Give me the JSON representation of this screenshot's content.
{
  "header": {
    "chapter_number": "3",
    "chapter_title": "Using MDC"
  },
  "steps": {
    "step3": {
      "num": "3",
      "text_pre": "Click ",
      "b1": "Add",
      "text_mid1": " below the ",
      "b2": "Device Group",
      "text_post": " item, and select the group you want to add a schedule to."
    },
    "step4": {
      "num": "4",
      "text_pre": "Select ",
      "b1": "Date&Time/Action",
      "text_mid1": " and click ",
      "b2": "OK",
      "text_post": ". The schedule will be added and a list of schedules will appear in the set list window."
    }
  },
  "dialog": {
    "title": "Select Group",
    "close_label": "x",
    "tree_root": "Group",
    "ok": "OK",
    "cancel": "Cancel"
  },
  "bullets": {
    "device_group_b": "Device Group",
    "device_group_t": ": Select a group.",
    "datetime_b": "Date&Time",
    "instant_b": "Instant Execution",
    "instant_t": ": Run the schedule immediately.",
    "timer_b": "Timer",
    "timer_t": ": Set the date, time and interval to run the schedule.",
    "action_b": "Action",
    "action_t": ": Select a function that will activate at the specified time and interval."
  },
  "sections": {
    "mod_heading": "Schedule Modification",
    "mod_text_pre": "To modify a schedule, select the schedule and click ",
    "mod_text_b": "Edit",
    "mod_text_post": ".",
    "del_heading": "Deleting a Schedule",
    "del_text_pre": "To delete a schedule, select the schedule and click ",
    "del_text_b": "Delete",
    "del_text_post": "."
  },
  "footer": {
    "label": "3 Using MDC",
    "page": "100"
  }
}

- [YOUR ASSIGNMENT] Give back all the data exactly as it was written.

- [SOLVED EXERCISE]
Give me the JSON representation of this screenshot's content.
{
  "header": {
    "chapter_number": "3",
    "chapter_title": "Using MDC"
  },
  "steps": {
    "step3": {
      "num": "3",
      "text_pre": "Click ",
      "b1": "Add",
      "text_mid1": " below the ",
      "b2": "Device Group",
      "text_post": " item, and select the group you want to add a schedule to."
    },
    "step4": {
      "num": "4",
      "text_pre": "Select ",
      "b1": "Date&Time/Action",
      "text_mid1": " and click ",
      "b2": "OK",
      "text_post": ". The schedule will be added and a list of schedules will appear in the set list window."
    }
  },
  "dialog": {
    "title": "Select Group",
    "close_label": "x",
    "tree_root": "Group",
    "ok": "OK",
    "cancel": "Cancel"
  },
  "bullets": {
    "device_group_b": "Device Group",
    "device_group_t": ": Select a group.",
    "datetime_b": "Date&Time",
    "instant_b": "Instant Execution",
    "instant_t": ": Run the schedule immediately.",
    "timer_b": "Timer",
    "timer_t": ": Set the date, time and interval to run the schedule.",
    "action_b": "Action",
    "action_t": ": Select a function that will activate at the specified time and interval."
  },
  "sections": {
    "mod_heading": "Schedule Modification",
    "mod_text_pre": "To modify a schedule, select the schedule and click ",
    "mod_text_b": "Edit",
    "mod_text_post": ".",
    "del_heading": "Deleting a Schedule",
    "del_text_pre": "To delete a schedule, select the schedule and click ",
    "del_text_b": "Delete",
    "del_text_post": "."
  },
  "footer": {
    "label": "3 Using MDC",
    "page": "100"
  }
}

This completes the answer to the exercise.